Work instructions: All lines of the listing that contain "down" should be shown in full.

Records provided:

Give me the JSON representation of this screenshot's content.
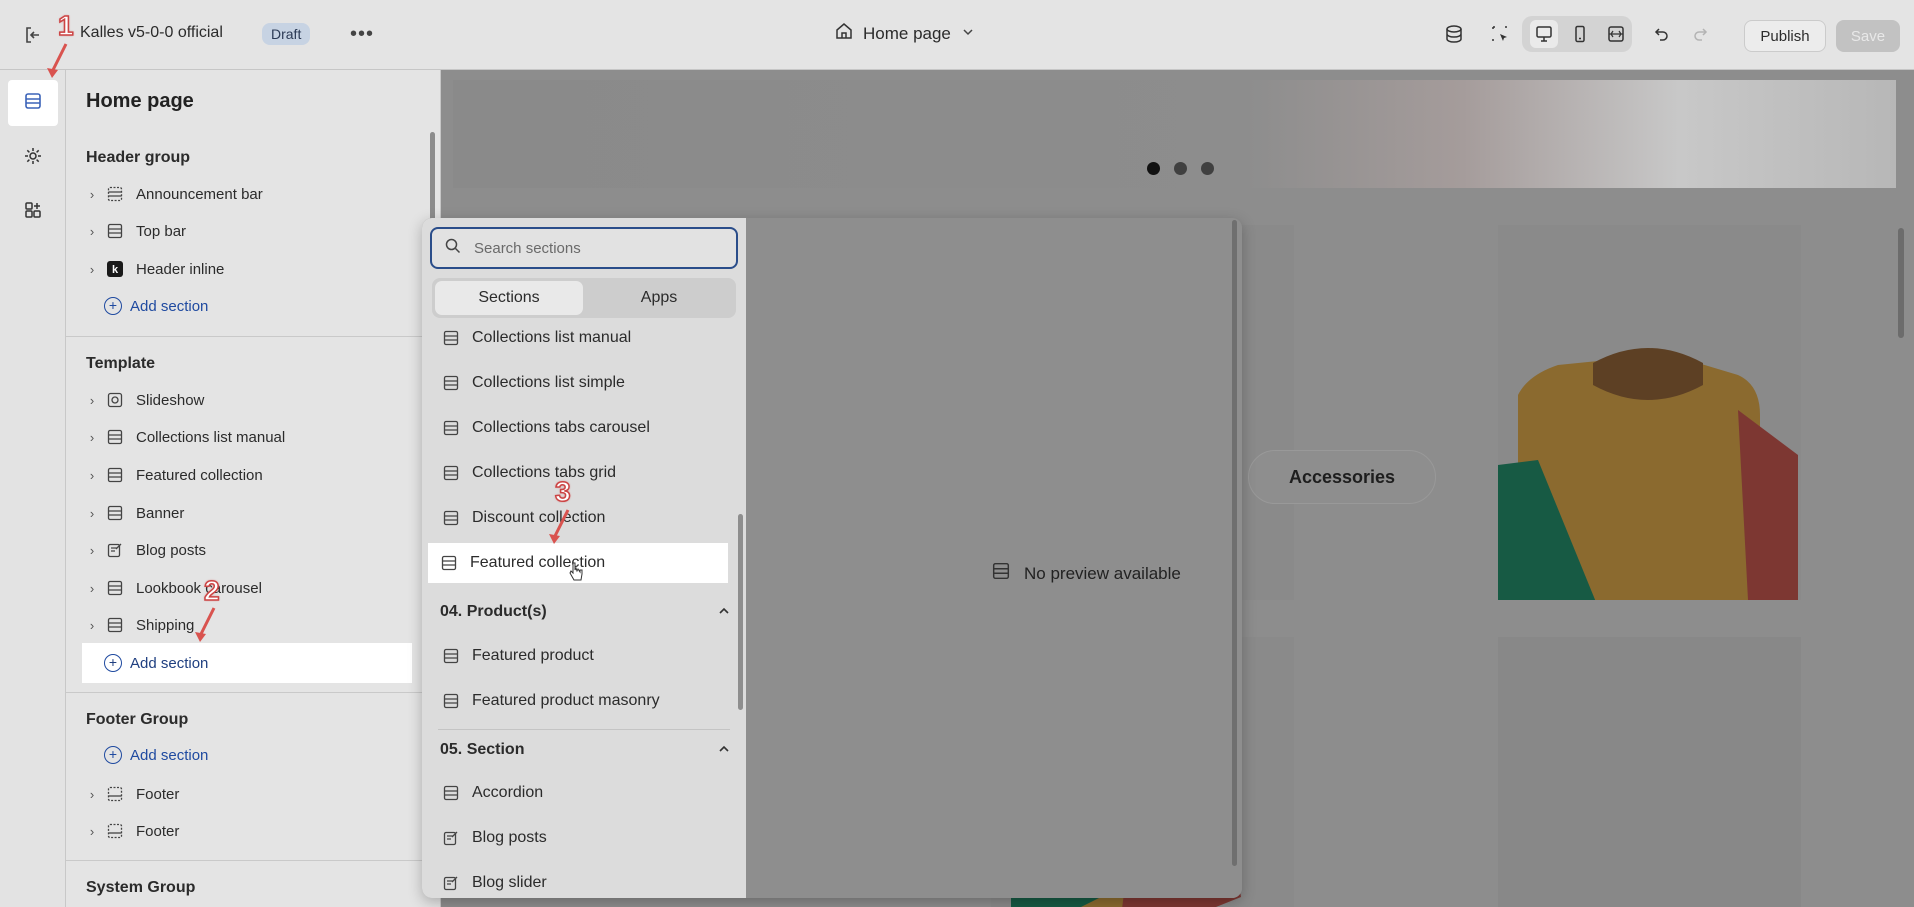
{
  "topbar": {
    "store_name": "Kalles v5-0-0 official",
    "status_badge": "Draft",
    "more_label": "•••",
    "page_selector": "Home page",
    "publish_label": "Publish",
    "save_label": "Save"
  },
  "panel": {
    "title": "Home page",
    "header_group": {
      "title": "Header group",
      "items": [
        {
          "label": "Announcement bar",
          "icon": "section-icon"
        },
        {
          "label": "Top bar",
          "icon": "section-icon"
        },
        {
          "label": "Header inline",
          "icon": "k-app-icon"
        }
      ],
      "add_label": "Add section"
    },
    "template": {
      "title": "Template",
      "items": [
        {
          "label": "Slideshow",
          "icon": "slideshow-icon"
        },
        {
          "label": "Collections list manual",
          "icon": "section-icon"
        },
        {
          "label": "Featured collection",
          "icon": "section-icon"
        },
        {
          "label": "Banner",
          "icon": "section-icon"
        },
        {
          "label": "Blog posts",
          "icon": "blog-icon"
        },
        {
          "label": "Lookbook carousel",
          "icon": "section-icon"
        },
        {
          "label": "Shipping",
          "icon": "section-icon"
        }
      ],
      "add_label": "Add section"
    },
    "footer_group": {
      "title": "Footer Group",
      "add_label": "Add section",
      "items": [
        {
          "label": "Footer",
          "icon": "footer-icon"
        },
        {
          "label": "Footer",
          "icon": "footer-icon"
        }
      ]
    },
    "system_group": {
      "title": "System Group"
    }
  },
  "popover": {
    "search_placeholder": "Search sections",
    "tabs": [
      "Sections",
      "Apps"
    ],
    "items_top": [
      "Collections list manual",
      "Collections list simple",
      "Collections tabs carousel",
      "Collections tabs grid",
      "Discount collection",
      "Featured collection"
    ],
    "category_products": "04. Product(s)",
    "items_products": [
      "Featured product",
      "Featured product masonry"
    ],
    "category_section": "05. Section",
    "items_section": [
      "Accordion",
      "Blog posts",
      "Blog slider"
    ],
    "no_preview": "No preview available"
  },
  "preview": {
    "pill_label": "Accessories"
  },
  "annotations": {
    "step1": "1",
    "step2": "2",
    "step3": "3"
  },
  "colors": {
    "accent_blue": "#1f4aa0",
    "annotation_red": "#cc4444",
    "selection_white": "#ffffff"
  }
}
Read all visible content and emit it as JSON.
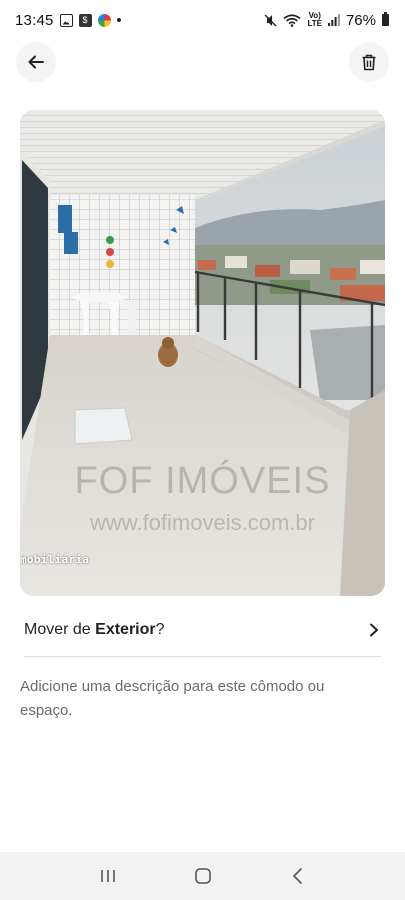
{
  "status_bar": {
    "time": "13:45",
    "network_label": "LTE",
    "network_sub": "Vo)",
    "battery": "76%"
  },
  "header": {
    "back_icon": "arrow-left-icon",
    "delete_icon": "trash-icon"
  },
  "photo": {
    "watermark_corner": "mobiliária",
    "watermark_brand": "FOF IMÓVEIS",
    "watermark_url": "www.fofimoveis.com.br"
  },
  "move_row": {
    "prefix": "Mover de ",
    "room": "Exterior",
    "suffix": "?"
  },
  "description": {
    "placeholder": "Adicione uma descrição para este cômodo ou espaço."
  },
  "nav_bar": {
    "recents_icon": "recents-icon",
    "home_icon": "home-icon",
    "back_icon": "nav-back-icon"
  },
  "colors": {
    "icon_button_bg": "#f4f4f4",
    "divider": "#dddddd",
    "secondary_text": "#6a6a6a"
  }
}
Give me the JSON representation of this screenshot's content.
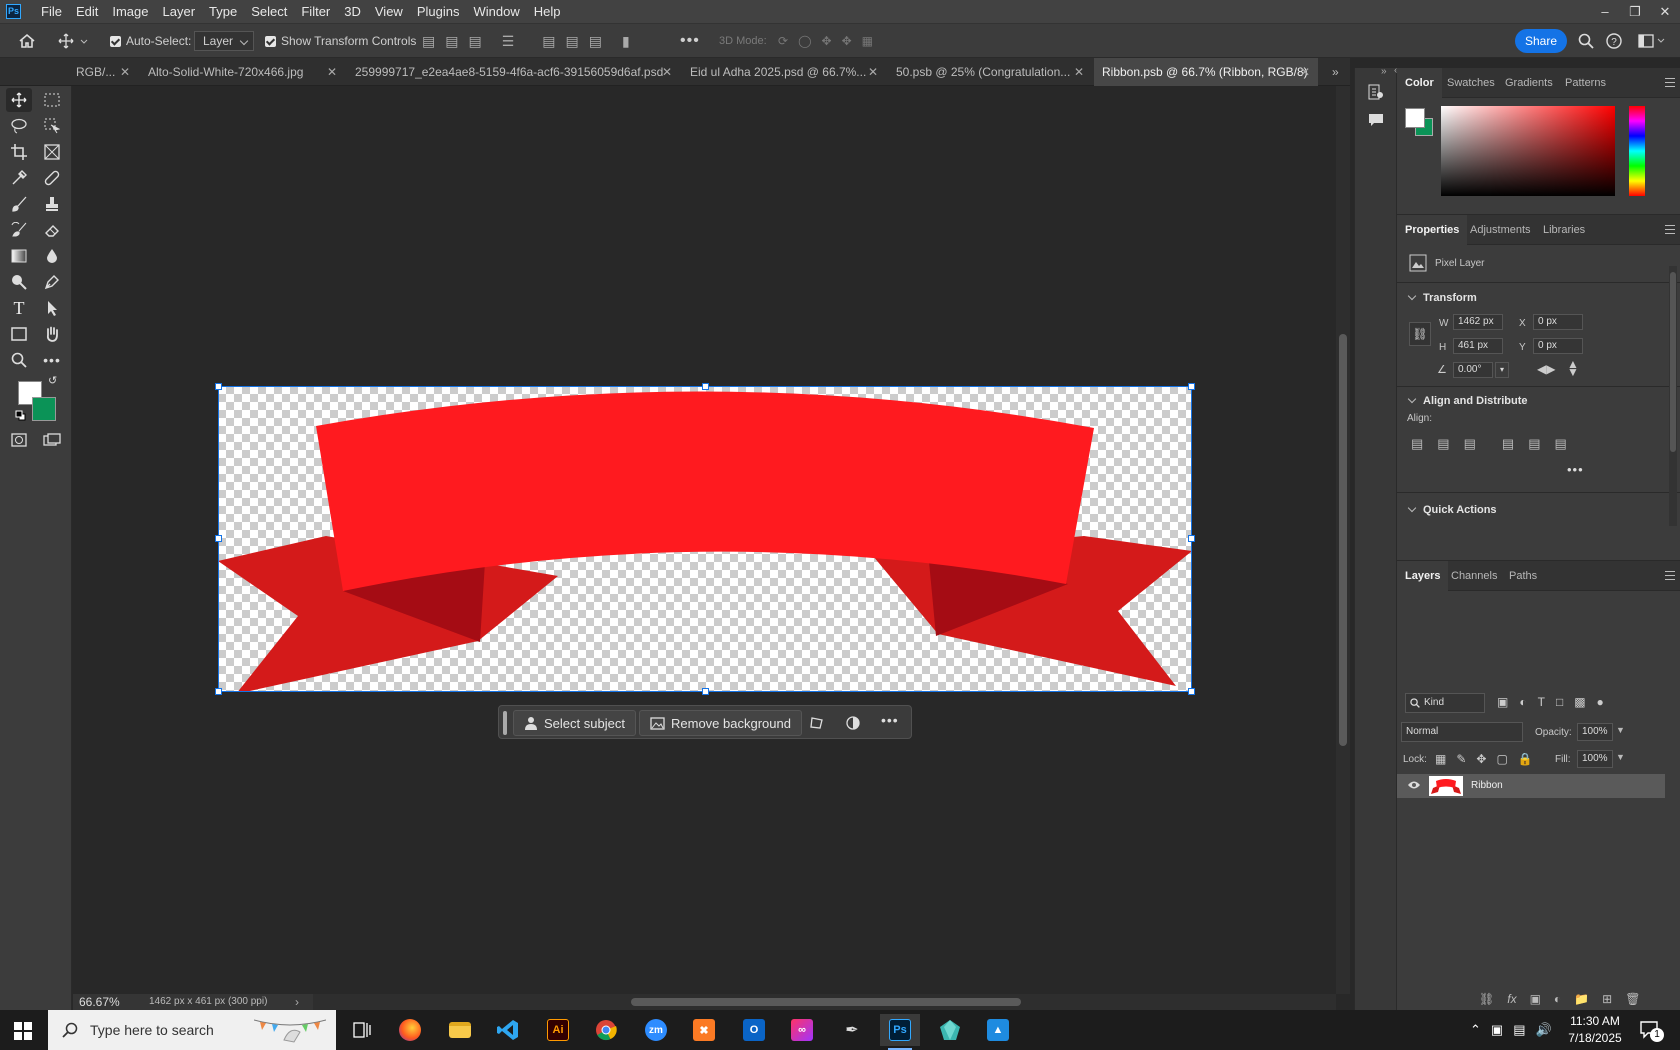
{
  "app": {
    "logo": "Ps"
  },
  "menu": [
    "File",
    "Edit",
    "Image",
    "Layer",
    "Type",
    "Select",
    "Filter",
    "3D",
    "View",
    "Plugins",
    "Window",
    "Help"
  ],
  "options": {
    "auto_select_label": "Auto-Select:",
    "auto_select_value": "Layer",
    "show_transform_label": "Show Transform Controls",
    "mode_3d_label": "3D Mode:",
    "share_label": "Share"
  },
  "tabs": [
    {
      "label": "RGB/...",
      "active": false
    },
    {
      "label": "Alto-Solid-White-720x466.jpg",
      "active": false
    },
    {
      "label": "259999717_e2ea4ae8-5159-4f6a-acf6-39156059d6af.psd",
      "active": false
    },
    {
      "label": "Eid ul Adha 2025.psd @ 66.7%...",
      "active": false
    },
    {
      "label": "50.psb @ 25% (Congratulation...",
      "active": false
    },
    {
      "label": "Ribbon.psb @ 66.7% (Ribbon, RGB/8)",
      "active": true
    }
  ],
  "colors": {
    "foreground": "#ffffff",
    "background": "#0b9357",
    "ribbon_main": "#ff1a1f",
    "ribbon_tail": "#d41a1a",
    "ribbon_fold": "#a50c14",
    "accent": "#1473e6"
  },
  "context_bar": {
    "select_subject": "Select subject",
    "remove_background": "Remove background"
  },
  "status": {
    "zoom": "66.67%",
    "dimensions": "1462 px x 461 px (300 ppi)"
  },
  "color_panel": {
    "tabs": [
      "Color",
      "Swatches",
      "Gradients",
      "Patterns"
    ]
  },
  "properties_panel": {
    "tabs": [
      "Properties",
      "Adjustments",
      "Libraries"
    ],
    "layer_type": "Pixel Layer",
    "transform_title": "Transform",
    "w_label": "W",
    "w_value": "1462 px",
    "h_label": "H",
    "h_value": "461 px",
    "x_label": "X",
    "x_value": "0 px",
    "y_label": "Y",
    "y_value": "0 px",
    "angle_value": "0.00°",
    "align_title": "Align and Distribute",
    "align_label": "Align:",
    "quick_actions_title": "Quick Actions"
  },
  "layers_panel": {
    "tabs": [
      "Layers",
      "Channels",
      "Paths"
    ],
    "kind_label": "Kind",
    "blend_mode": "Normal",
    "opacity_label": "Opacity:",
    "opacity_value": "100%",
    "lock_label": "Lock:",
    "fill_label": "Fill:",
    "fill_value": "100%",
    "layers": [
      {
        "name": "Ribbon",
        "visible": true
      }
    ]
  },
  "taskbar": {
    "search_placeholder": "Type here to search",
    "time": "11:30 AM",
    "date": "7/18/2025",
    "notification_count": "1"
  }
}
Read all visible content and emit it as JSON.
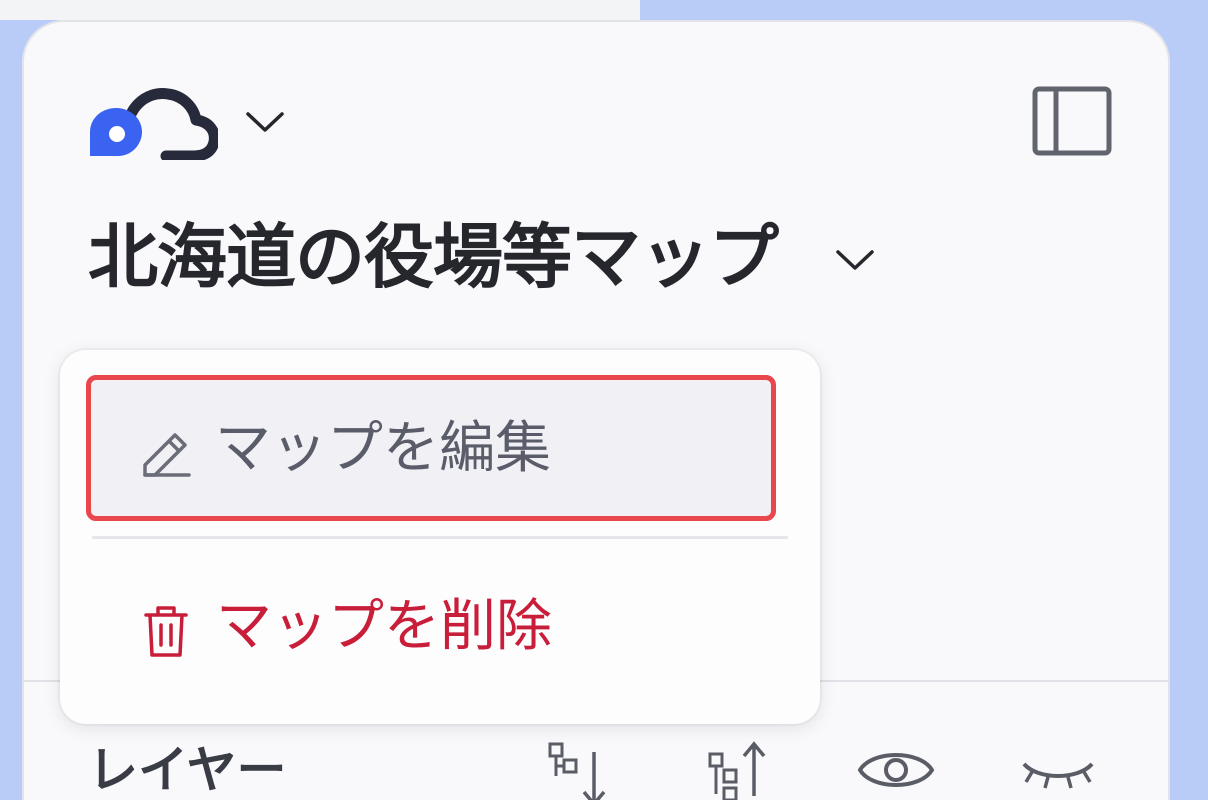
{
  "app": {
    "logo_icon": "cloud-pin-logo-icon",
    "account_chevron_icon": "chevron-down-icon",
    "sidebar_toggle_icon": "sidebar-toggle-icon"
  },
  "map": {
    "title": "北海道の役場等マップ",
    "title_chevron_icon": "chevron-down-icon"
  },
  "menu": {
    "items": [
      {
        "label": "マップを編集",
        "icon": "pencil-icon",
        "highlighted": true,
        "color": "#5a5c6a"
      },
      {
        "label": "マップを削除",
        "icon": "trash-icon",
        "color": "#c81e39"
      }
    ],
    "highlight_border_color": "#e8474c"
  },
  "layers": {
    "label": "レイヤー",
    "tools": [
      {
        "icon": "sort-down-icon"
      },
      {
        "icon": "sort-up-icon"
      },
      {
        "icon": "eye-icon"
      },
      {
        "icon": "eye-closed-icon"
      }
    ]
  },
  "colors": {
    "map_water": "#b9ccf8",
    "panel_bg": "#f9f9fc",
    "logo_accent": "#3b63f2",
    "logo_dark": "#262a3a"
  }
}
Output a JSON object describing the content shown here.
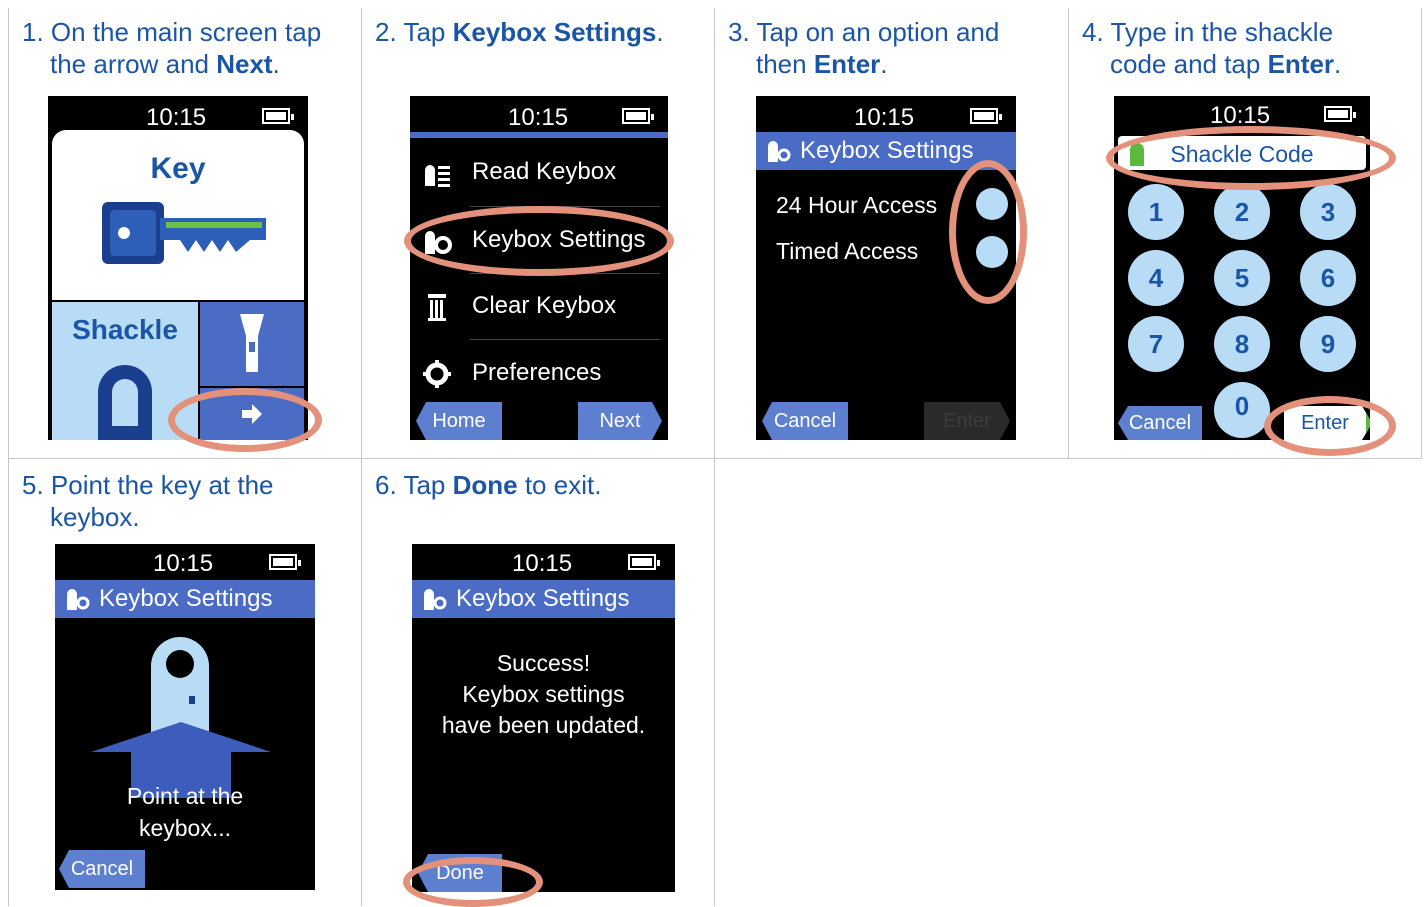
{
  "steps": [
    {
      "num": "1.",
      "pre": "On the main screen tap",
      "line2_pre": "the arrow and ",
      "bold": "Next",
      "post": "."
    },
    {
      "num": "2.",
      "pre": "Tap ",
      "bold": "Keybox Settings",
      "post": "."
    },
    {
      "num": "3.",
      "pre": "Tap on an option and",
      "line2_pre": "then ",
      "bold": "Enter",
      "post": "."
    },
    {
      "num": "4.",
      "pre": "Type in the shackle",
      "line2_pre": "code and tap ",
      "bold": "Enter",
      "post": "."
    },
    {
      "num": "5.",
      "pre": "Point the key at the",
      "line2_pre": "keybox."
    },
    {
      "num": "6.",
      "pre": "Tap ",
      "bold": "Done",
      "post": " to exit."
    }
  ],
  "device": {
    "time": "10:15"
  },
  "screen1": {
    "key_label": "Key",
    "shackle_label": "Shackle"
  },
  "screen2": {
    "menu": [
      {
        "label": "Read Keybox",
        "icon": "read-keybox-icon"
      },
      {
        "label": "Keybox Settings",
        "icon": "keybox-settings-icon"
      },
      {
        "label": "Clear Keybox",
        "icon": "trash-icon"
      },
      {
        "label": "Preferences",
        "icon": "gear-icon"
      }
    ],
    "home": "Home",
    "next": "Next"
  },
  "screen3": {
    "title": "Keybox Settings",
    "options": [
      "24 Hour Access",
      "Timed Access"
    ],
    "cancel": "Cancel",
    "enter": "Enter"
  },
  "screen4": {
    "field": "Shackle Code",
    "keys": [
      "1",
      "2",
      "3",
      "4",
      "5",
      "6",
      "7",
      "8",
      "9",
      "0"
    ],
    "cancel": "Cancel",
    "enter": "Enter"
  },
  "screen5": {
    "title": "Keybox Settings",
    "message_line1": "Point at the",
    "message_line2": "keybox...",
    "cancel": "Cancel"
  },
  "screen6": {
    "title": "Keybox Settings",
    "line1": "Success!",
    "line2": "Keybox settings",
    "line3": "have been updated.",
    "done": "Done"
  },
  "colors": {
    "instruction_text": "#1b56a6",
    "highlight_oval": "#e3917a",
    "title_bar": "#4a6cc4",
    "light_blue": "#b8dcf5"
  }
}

Answer below:
    "account_chevron_icon": "chevron-down-icon",
    "title_chevron_icon": "chevron-down-icon"
        "icon": "sort-down-icon"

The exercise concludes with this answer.